Plan would speed Avalon renovation
It’s just an idea, but a new plan is brewing to more quickly refurbish the most pressing needs at the Avalon Theatre.
Plans already are under way to raise about $14 million in funds to fully refurbish the historic theater, 645 Main St., but that timeline doesn’t have construction starting for three to four years.
A new idea aims to use $3 million in funds that already are dedicated to the project by the Downtown Development Authority to start on some construction while those costs are reasonable.
“A lot of us would like to have something sooner than later,” said Steve Thoms, a board member with the DDA. “Anything we can do to get the Avalon more use would be a boon for downtown.”
A current plan for the Avalon includes raising $8 million to start the first phase of three-phase plan. Phase one included enlarging the stage, creating an orchestra pit, and updating aging heating and ventilation systems.
However, some are suggesting that more pressing needs at the Avalon be fixed first, some improvements that have been included in the project’s second-phase. Bathrooms at the Avalon are on the second floor and the building is not designed for people with disabilities. Seats at the Avalon have long been uncomfortable for patrons. An alternate theater for about 100 people and installing portable seats would allow people to watch films and continue to generate revenue.
Current needs at the Avalon could be completed without having to close the facility for more than a year and disrupt the momentum that has been building there, DDA director Harry Weiss said at a recent Grand Junction City Council workshop.
Even Grand Junction City Council members have said they are on board with a more expedited plan to update the Avalon, and suggested they may dedicate dollars to the project.
The Avalon is a city-owned entity. An expanded offering of programs in the past couple years has helped to keep operations out of the red.

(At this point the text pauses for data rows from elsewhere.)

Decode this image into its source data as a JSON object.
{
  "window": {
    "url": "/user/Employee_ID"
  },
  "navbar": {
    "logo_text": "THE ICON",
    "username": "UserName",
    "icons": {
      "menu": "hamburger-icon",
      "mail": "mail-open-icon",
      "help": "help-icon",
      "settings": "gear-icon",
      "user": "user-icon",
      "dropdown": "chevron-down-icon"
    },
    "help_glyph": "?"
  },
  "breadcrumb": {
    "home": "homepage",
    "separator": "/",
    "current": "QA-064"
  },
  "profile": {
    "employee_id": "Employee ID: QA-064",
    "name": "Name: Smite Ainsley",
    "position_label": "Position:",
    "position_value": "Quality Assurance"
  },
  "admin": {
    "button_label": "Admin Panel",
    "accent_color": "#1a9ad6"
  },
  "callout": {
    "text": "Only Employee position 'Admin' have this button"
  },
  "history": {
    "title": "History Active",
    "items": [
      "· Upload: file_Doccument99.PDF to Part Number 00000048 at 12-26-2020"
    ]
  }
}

The DDA had pledged up to $3 million to support Avalon renovations by offering $1 for every $3 raised by the fundraising committee. Weiss said at the city workshop that it might make more sense to dedicate the money now to construction rather than wait until costs increase.